- [BRIEF] For each line below that holds "state", return the line as it stands.

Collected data
+--

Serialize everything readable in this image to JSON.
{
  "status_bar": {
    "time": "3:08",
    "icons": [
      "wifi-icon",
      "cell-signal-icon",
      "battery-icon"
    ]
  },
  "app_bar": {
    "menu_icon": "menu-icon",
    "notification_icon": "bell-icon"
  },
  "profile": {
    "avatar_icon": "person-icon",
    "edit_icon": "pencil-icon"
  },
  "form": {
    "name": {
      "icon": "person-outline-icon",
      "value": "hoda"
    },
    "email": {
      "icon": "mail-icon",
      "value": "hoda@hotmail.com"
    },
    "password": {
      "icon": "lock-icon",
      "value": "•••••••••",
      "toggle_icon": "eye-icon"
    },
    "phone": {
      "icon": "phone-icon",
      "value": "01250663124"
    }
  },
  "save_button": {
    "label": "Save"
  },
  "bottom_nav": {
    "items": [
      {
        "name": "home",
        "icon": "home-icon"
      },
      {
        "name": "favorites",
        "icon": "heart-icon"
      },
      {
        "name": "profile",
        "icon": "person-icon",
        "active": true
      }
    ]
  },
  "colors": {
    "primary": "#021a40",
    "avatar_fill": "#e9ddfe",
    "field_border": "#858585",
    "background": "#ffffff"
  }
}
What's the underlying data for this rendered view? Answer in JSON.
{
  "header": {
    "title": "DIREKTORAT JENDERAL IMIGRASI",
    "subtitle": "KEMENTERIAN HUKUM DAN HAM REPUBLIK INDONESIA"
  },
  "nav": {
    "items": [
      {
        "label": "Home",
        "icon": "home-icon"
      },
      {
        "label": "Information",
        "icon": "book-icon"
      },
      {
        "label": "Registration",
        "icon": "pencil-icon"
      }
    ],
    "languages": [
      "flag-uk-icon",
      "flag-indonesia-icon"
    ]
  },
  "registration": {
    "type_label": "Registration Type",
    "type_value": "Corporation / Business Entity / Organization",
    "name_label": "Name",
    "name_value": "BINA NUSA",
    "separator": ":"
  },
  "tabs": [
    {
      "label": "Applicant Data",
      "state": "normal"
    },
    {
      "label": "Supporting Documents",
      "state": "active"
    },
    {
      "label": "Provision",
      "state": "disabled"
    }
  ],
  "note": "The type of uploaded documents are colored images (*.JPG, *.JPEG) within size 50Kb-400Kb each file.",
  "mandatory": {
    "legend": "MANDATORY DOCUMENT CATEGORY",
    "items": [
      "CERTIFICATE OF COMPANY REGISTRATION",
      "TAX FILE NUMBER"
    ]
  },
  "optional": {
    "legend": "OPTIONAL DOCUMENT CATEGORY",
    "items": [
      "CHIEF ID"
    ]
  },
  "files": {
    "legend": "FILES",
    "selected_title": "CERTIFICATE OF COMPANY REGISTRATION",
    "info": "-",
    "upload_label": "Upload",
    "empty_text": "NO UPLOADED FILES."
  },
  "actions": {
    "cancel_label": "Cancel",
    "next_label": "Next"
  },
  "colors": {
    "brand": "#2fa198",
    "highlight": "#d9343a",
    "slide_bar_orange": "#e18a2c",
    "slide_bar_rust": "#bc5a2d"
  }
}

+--

- [EXERCISE RESPONSE]
      "state": "normal"
      "state": "active"
      "state": "disabled"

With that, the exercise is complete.